The Galactic Inquirer

Galactic and Extragalactic Astronomy

Dispatches from the Cosmos (2022-2023)

Each year, the American Astronomical Society (AAS) hosts two big meetings in January and June that span all of astronomy and its subfields of cosmology, helioastronomy, and planetary science. The COVID-19 pandemic took its toll, beginning in June 2020, when the meeting format pivoted to online presentations. The January 2022 meeting was canceled outright, but by June 2022, the society pivoted again, offering a hybrid mix of in-person and online formats. These two meetings underscored the unquenchable thirst for astronomical questing among our veteran and rising scientists. Here are a few highlights from these meetings.

Statistical Properties of Fast Radio Bursts from the CHIME/FRB Catalog 1: The Case for Magnetar Wind Nebulae as Likely Sources

Fast Radio Bursts are flashes of radio emission lasting for several milliseconds. The time of arrival of signals depends on the radio frequency, called the dispersion measure (DM), which depends on the environment through which the signals travel, specifically the number of free electrons in their path. Very few FRBs have matches with sources observed at other wavelengths (Wikipedia - Fast Radio Burst).

Earth & Space Report #11: Surfing the Galactic Froth

This edition combines fun and science as only Dr. Waller can do, as we take a colorful look at what's going on in supposedly empty space between the stars in the Milky Way galaxy.

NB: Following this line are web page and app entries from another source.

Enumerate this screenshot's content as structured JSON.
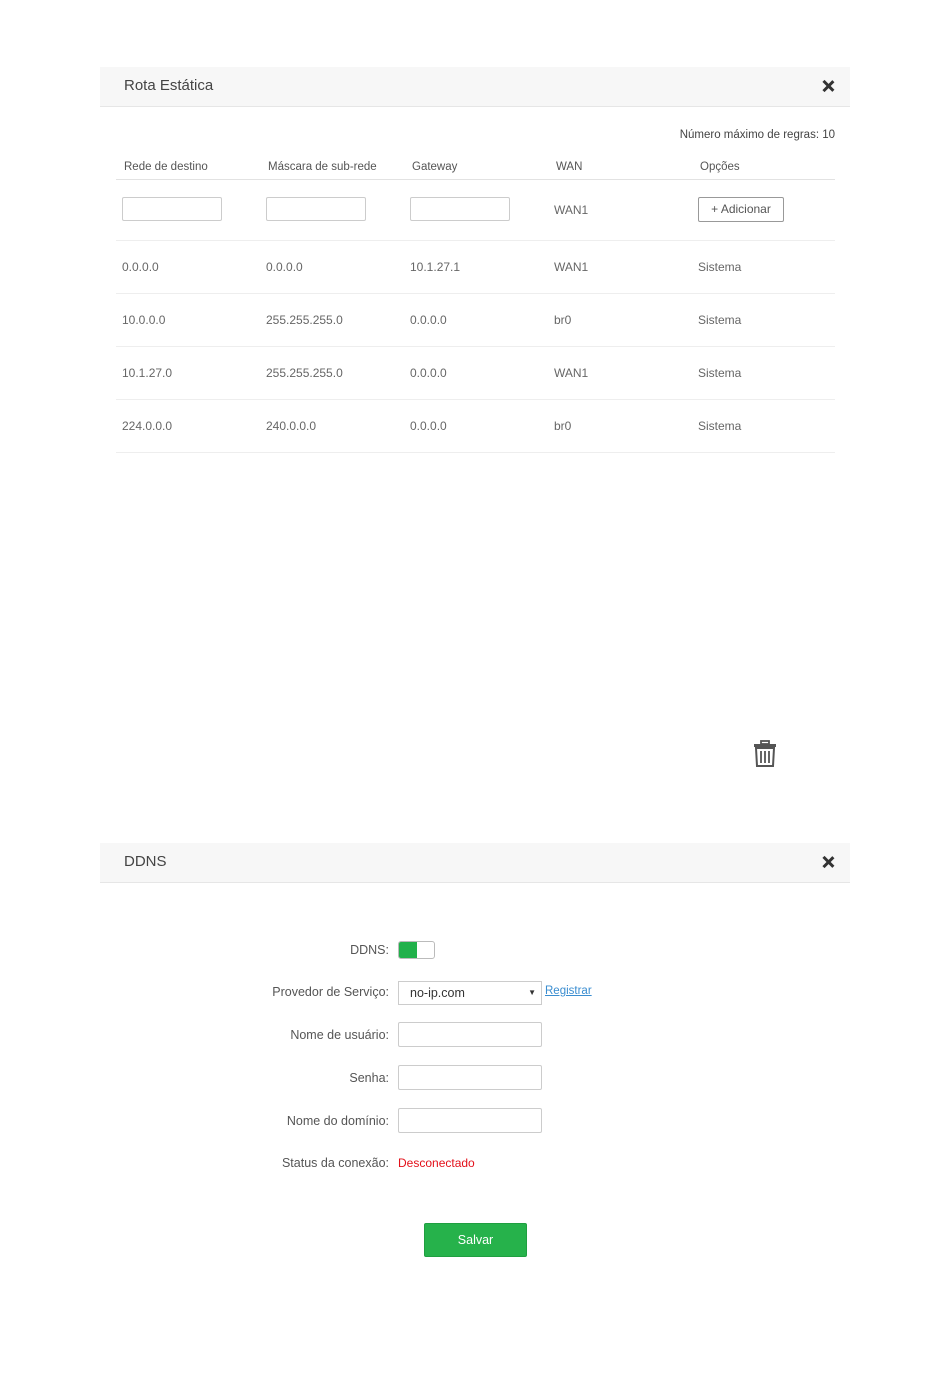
{
  "static_route": {
    "title": "Rota Estática",
    "max_rules_label": "Número máximo de regras: 10",
    "columns": [
      "Rede de destino",
      "Máscara de sub-rede",
      "Gateway",
      "WAN",
      "Opções"
    ],
    "new_row": {
      "destination_value": "",
      "mask_value": "",
      "gateway_value": "",
      "wan": "WAN1",
      "add_button": "+ Adicionar"
    },
    "rows": [
      {
        "destination": "0.0.0.0",
        "mask": "0.0.0.0",
        "gateway": "10.1.27.1",
        "wan": "WAN1",
        "option": "Sistema"
      },
      {
        "destination": "10.0.0.0",
        "mask": "255.255.255.0",
        "gateway": "0.0.0.0",
        "wan": "br0",
        "option": "Sistema"
      },
      {
        "destination": "10.1.27.0",
        "mask": "255.255.255.0",
        "gateway": "0.0.0.0",
        "wan": "WAN1",
        "option": "Sistema"
      },
      {
        "destination": "224.0.0.0",
        "mask": "240.0.0.0",
        "gateway": "0.0.0.0",
        "wan": "br0",
        "option": "Sistema"
      }
    ]
  },
  "icons": {
    "close": "close-icon",
    "delete": "trash-icon"
  },
  "ddns": {
    "title": "DDNS",
    "enable_label": "DDNS:",
    "enabled": true,
    "provider_label": "Provedor de Serviço:",
    "provider_value": "no-ip.com",
    "register_link": "Registrar",
    "username_label": "Nome de usuário:",
    "username_value": "",
    "password_label": "Senha:",
    "password_value": "",
    "domain_label": "Nome do domínio:",
    "domain_value": "",
    "status_label": "Status da conexão:",
    "status_value": "Desconectado",
    "save_button": "Salvar"
  },
  "colors": {
    "accent_green": "#26b24b",
    "status_red": "#e3101a",
    "link_blue": "#3a8dd0",
    "header_bg": "#f7f7f7"
  }
}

GAAC Meeting, February 12 2021 — Astrophoto Night

Some of GAAC's best Astrophotographers each show off a few of their favorite astro images.

Dispatches from the Cosmonet

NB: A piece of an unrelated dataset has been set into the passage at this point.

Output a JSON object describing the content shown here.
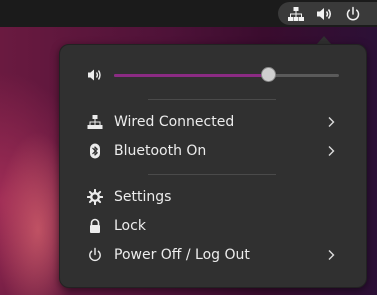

This January, the American Astronomical Society held its big annual meeting completely online. The Covid-19 pandemic ruled out the society’s planned gathering in Scottsdale, AZ but the AAS pivoted by opening-up digital access to thousands of astronomers across the United States and around the world. More than 3,000 registrants were listed in the online portal, thus demonstrating that the vital communication of astronomical research, education, and public outreach could carry on in this alternative format.

December 11 GAAC Meeting, with Guest Robert Naeye and “A Cosmic Conundrum”

If the Big Bang theory is correct, how fast is the universe expanding? Astronomers are facing a troubling disconnect between different methods used to measure the expansion rate, known as the Hubble constant. The two methods are giving similar but slightly different rates. Either one method is providing inaccurate results, or there is some kind of unknown physics operating in the universe.

Latest news

Dispatches from the Cosmos (2022-2023)

Each year, the American Astronomical Society (AAS) hosts two big meetings in January and June that span all of astronomy and its subfields of cosmology, helioastronomy, and planetary science. The COVID-19 pandemic took its toll, beginning in June 2020, when the meeting format pivoted to online presentations. The January 2022 meeting was canceled outright, but by June 2022, the society pivoted again, offering a hybrid mix of in-person and online formats. These two meetings underscored the unquenchable thirst for astronomical questing among our veteran and rising scientists. Here are a few highlights from these meetings.

Surfing The Auroral Cascade: Quantitative Constraints on Oxygen Forbidden-line Emissions and Exciting Electron Velocities

The formula for collisional excitation of the atoms responsible for auroral emission can explain why green auroras from excited oxygen atoms can occur at relatively low altitudes, but red auroras from these same atoms are constrained to higher altitudes of lower density. The same formula also suggests much lower electron velocities (~100 km/s) than are required to excite the oxygen atoms to the required metastable levels for subsequent emission (~1000 km/s).

Statistical Properties of Fast Radio Bursts from the CHIME/FRB Catalog 1: The Case for Magnetar Wind Nebulae as Likely Sources

Fast Radio Bursts are flashes of radio emission lasting for several milliseconds. The time of arrival of signals depends on the radio frequency, called the dispersion measure (DM), which depends on the environment through which the signals travel, specifically the number of free electrons in their path. Very few FRBs have matches with sources observed at other wavelengths (Wikipedia - Fast Radio Burst).

You might also likeRELATED
Recommended to you

Earth and Space Report #2: Comparing Planetary Climates, and Why We Should Take Heed

Earth sits right in the Goldilocks zone. Venus, only a little closer to the sun, has a surface hot enough to melt lead, and Mars is cold enough to have dry ice -- C02 -- at its poles. What can the atmospheres of these three planets tell us about the future of our climate?

Our Elusive Milky Way

For most of human history, the night sky demanded...

How to Talk to Aliens

If we ever make contact with an alien civilization,...